As Carter stated many times, peace is the way forward. Having respect for the sovereignty of other countries and not interfering unless we are directly threated is the most moral and rational way to conduct our foreign policy. Regime change does not work to bring peace, as history shows, election meddling only ends up destroying our credibility and undermining our claims about how much we love democracy. If we are ever at war, we should abide by international laws like the Geneva Convention and the UN Security Council Charter and not engage in immoral acts like torture and indiscriminate killing of innocence. We should also focus on what’s best for Americans at large instead of what’s best for the rich and corporations. We should get private corporations out of war and let the government build military weapons to prevent corporate war profiteering. These are the main changes that need to be made to American foreign policy to achieve a more peaceful and stable world.





[4] Girling, J. L. S. “Carter’s Foreign Policy: Realism or Ideology?” The World Today, vol. 33, no. 11, 1977, pp. 417–424. JSTOR, JSTOR,

[5] President Carter’s Notre Dame Address.” The Review of Politics, vol. 39, no. 3, 1977, pp. 291–297. JSTOR, JSTOR,

[6] President Carter’s Notre Dame Address.” The Review of Politics, vol. 39, no. 3, 1977, pp. 291–297. JSTOR, JSTOR,

[7] Gilens, M. and Page, Benjamin I. (2014) Testing Theories of American Politics: Elites, Interest Groups, and Average Citizens. Perspectives on Politics. Vol. 12/No. 3.












Leave a Reply

Fill in your details below or click an icon to log in: Logo

You are commenting using your account. Log Out /  Change )

Google+ photo

You are commenting using your Google+ account. Log Out /  Change )

Twitter picture

You are commenting using your Twitter account.
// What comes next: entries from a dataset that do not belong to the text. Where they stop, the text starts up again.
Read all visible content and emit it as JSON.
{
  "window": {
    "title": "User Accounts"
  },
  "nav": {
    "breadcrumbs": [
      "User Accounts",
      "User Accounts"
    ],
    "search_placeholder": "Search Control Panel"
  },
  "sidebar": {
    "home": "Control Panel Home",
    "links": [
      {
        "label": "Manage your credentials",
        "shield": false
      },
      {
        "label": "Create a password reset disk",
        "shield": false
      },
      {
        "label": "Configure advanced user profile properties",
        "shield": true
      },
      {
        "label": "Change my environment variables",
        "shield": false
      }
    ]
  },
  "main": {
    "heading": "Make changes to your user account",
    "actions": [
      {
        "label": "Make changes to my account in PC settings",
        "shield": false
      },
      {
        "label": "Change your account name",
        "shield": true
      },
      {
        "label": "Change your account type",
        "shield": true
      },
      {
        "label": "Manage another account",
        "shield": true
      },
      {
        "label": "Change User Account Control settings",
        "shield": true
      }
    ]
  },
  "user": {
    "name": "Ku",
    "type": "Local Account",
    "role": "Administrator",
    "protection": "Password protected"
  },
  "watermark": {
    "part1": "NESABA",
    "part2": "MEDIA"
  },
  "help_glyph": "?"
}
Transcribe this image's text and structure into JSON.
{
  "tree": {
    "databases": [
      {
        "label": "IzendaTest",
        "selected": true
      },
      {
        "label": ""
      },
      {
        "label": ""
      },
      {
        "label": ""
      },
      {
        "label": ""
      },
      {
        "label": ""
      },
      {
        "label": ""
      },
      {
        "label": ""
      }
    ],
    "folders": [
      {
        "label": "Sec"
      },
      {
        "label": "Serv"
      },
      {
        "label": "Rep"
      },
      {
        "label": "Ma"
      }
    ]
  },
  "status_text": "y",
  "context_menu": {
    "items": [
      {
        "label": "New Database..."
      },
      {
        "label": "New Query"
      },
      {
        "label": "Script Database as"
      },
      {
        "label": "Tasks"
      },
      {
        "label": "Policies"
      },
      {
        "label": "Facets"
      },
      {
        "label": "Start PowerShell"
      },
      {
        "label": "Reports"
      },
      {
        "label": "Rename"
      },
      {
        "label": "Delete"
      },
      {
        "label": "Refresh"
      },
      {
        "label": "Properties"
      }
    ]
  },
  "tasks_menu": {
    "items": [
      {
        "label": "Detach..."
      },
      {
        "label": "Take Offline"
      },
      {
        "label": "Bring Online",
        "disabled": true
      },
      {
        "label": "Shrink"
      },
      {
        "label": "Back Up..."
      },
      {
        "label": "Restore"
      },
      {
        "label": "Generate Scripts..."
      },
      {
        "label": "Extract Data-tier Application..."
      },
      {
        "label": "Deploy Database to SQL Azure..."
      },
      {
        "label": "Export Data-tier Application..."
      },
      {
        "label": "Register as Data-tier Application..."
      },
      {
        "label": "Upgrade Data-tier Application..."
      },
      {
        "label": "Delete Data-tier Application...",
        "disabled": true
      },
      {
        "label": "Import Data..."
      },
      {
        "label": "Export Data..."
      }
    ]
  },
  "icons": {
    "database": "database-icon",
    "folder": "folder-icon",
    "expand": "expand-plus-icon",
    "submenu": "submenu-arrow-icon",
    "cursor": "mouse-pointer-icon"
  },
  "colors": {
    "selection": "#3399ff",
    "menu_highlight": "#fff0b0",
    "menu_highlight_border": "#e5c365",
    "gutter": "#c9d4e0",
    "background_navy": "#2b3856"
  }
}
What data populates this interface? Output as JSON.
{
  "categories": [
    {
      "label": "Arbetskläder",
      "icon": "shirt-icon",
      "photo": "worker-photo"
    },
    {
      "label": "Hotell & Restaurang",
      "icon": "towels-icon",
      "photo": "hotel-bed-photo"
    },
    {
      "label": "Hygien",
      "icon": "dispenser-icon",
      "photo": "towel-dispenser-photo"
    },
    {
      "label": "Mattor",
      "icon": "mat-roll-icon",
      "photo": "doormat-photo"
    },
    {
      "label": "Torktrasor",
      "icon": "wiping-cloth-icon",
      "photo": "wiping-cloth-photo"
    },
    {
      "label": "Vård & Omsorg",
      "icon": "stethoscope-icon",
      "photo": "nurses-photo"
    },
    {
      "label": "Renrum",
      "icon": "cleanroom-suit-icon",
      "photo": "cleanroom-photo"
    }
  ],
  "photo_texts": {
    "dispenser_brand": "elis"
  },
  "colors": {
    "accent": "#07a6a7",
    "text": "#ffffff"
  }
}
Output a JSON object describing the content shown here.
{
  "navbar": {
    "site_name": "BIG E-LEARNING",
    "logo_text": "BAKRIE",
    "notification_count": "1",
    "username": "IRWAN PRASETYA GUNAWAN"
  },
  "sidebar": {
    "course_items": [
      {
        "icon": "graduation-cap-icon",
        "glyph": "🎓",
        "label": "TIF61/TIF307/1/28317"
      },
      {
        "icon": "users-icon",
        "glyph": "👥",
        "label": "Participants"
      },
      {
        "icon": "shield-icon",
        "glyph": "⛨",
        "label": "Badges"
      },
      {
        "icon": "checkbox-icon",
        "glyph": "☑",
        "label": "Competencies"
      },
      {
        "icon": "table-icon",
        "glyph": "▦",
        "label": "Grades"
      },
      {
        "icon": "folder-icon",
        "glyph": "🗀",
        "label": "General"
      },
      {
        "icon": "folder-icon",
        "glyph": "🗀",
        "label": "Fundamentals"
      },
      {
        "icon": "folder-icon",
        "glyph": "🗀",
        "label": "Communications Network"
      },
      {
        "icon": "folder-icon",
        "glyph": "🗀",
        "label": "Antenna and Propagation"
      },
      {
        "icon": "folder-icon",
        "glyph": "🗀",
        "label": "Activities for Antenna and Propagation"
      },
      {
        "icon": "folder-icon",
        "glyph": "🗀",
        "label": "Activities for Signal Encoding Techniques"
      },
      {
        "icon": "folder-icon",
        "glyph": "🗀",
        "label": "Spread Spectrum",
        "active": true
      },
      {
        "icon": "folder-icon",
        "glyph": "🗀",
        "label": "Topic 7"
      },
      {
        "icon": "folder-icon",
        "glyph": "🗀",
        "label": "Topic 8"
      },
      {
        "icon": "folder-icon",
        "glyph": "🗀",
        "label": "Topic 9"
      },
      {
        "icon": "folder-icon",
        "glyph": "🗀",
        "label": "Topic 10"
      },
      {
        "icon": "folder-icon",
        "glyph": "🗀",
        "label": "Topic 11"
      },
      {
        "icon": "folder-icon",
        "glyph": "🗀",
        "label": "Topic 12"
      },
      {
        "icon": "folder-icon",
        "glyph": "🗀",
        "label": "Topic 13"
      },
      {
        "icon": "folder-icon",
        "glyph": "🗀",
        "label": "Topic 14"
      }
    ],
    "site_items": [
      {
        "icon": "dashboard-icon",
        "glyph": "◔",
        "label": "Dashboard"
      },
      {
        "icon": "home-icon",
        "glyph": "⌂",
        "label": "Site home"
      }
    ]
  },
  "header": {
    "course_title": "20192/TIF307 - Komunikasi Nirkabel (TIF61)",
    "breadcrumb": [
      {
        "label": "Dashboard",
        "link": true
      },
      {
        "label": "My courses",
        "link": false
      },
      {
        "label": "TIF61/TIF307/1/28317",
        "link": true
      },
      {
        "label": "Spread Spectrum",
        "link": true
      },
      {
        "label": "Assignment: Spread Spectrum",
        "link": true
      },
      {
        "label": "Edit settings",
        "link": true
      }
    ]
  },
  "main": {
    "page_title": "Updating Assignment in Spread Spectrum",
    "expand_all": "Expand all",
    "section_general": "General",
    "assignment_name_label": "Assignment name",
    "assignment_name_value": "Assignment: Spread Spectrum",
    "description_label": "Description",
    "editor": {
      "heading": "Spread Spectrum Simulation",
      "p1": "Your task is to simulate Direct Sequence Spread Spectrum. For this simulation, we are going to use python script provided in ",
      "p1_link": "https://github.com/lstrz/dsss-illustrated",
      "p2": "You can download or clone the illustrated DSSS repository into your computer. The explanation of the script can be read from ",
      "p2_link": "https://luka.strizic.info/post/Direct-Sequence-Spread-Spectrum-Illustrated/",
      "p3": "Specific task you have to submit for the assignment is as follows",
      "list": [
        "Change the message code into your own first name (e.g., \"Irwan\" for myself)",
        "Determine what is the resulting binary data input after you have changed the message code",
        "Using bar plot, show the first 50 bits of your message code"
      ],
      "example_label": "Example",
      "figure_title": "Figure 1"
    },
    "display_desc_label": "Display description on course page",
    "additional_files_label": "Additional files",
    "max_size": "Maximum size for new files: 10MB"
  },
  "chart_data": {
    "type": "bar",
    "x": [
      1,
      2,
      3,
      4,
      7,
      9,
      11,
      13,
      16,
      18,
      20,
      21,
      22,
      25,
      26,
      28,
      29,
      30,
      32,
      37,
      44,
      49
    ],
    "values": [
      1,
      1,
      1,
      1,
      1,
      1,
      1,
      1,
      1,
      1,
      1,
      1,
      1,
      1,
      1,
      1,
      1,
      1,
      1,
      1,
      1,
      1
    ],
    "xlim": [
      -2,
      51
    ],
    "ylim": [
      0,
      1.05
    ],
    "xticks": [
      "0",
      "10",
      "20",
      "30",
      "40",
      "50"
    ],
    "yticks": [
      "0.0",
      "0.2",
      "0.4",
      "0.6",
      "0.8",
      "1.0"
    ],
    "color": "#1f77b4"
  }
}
Log Out /  Change )

Facebook photo

You are commenting using your Facebook account. Log Out /  Change )

Connecting to %s